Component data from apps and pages
------------

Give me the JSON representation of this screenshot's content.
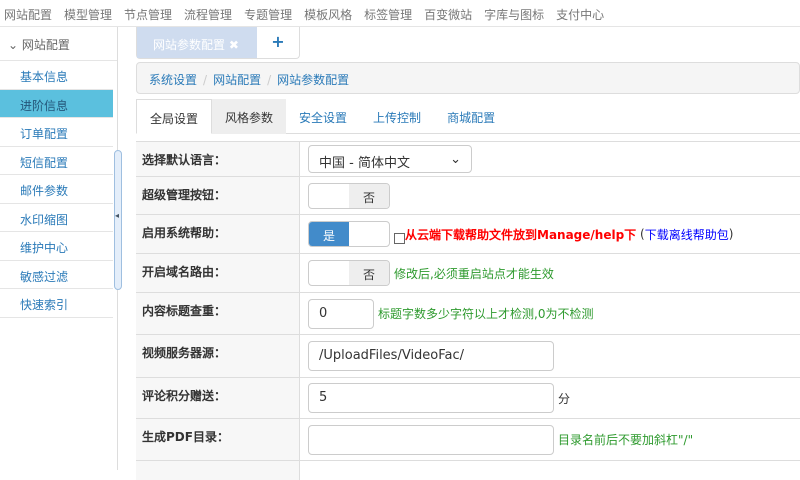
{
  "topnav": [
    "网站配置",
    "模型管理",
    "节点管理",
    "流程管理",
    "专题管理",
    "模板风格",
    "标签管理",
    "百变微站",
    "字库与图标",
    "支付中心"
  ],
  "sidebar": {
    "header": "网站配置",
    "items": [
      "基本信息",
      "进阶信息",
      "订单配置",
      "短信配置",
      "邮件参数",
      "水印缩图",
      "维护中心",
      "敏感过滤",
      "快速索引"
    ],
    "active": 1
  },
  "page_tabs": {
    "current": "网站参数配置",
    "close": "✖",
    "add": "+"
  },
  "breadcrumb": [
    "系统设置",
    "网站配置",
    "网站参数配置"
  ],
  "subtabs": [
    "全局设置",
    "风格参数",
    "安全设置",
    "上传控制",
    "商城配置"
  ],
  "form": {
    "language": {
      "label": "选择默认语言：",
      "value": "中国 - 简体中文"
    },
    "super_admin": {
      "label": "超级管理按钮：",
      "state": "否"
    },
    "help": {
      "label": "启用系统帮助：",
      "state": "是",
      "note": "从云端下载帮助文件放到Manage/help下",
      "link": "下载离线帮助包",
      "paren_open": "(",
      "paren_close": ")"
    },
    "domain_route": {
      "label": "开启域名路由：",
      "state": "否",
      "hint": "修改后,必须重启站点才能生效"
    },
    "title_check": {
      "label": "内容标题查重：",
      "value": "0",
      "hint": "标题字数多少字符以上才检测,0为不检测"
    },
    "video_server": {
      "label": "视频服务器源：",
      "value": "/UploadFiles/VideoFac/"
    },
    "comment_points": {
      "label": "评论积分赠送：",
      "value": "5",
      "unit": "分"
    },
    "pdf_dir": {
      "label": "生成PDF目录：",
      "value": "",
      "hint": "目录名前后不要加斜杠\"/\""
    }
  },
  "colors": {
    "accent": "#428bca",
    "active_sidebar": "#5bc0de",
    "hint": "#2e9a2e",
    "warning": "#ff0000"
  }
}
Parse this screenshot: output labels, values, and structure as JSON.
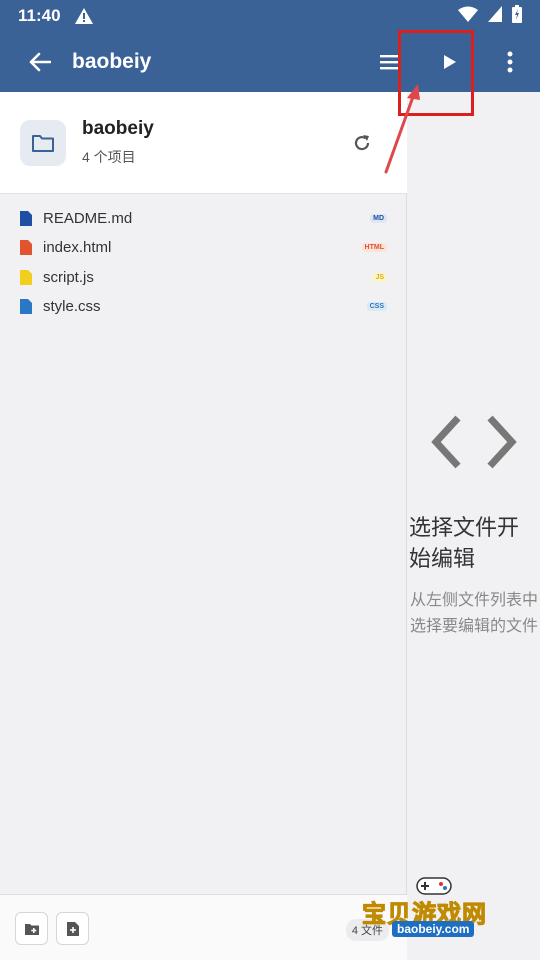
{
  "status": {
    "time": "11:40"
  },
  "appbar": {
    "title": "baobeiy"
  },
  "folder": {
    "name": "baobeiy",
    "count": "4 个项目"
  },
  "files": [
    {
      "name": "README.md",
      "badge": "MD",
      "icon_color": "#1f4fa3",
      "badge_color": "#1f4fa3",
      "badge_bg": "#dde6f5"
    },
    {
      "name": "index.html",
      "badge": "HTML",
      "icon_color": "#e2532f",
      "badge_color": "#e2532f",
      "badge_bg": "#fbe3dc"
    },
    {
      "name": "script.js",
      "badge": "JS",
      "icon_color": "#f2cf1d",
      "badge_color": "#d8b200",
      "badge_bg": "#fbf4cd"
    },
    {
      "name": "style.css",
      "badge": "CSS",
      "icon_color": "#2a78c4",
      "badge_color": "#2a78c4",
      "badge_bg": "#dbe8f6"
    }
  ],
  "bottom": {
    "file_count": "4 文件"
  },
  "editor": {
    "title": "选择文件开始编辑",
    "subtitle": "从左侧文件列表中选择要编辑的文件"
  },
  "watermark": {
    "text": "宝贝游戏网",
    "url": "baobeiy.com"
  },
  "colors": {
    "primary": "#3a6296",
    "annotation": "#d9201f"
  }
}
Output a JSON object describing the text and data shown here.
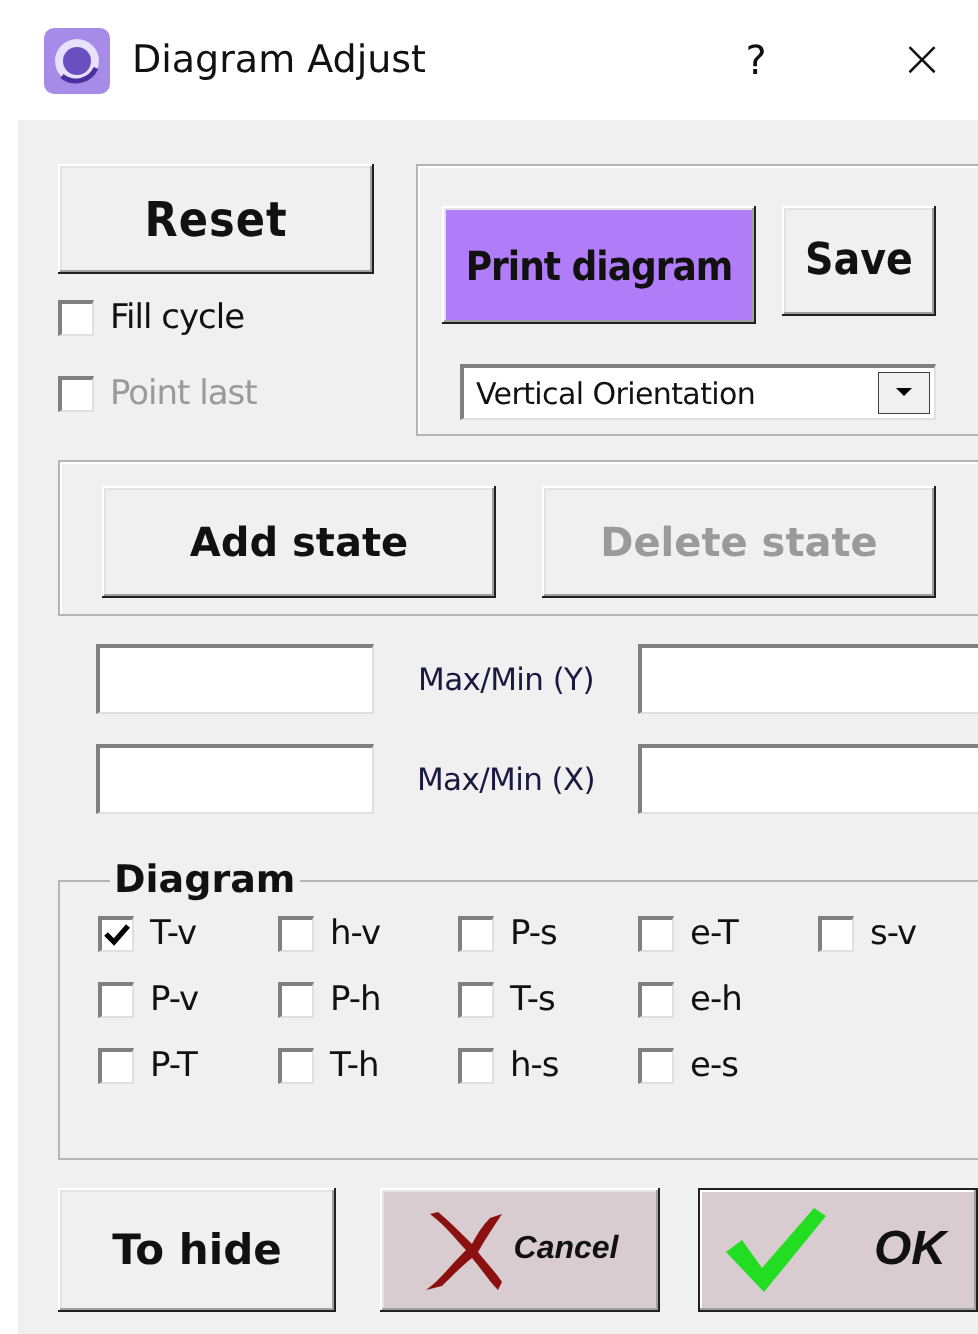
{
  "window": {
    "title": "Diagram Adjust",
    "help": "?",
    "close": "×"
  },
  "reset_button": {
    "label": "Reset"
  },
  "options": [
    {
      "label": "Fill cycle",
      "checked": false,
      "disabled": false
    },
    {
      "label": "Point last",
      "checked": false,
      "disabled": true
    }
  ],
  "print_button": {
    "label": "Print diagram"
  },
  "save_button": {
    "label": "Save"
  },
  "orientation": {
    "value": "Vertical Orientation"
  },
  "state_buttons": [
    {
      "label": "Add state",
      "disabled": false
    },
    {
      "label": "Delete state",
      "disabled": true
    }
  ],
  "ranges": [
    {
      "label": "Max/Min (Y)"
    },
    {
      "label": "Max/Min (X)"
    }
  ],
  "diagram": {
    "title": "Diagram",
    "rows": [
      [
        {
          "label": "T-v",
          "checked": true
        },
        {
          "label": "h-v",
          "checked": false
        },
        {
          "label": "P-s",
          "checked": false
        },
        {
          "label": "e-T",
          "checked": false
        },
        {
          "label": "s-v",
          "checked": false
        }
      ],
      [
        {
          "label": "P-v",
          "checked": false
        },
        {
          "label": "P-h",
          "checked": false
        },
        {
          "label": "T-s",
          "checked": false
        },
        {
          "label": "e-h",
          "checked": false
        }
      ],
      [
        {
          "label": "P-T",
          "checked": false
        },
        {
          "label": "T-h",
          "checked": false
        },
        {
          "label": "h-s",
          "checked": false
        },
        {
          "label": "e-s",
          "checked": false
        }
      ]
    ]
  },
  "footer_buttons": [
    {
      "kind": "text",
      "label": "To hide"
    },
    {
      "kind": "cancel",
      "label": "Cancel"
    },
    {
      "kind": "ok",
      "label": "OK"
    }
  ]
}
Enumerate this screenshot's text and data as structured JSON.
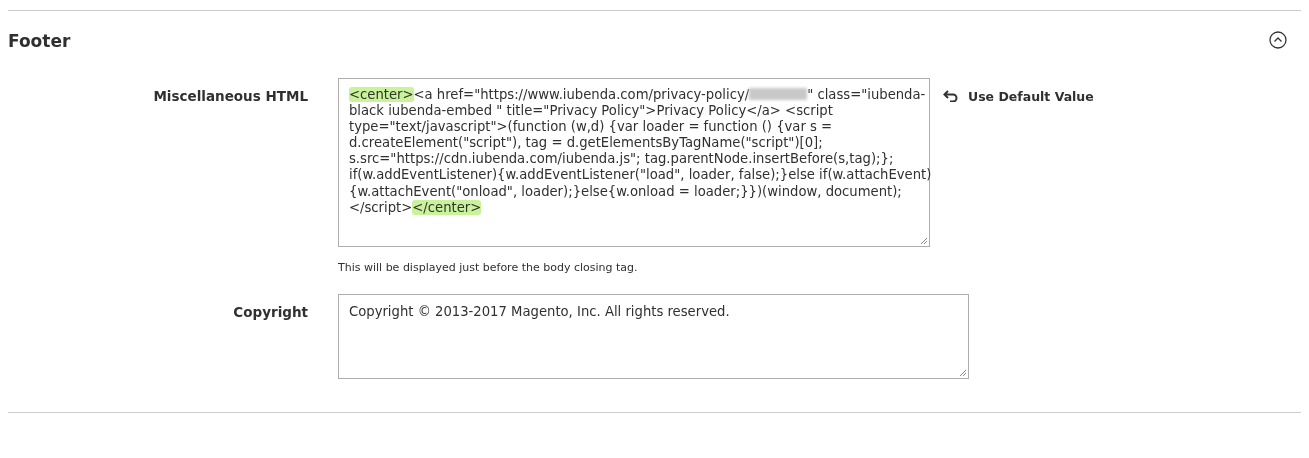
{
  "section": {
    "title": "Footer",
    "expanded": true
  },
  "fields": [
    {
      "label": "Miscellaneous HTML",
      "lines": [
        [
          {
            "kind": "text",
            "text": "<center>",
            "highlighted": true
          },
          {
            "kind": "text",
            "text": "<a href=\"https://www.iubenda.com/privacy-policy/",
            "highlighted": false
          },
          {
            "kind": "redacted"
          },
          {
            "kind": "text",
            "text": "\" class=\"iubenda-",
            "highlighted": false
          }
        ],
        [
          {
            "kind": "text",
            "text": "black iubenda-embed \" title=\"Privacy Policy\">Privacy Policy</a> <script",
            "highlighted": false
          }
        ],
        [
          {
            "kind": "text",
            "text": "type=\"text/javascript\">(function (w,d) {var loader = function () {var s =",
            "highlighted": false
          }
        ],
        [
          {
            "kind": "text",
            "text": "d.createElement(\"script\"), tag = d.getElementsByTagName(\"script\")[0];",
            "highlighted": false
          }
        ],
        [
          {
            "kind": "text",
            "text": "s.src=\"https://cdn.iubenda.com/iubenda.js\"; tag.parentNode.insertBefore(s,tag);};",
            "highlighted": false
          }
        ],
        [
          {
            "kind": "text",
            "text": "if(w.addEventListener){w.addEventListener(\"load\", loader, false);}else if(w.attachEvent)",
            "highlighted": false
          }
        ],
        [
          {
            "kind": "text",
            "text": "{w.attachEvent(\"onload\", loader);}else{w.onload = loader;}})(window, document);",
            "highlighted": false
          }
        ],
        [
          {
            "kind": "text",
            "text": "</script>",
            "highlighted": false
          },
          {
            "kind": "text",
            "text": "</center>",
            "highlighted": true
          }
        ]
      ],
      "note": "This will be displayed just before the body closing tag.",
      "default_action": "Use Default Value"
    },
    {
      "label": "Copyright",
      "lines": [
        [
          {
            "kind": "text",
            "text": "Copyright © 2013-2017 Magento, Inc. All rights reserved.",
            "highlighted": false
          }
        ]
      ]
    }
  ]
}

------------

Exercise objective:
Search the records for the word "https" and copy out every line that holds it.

Result for this exercise:
            "text": "<a href=\"https://www.iubenda.com/privacy-policy/",
            "text": "s.src=\"https://cdn.iubenda.com/iubenda.js\"; tag.parentNode.insertBefore(s,tag);};",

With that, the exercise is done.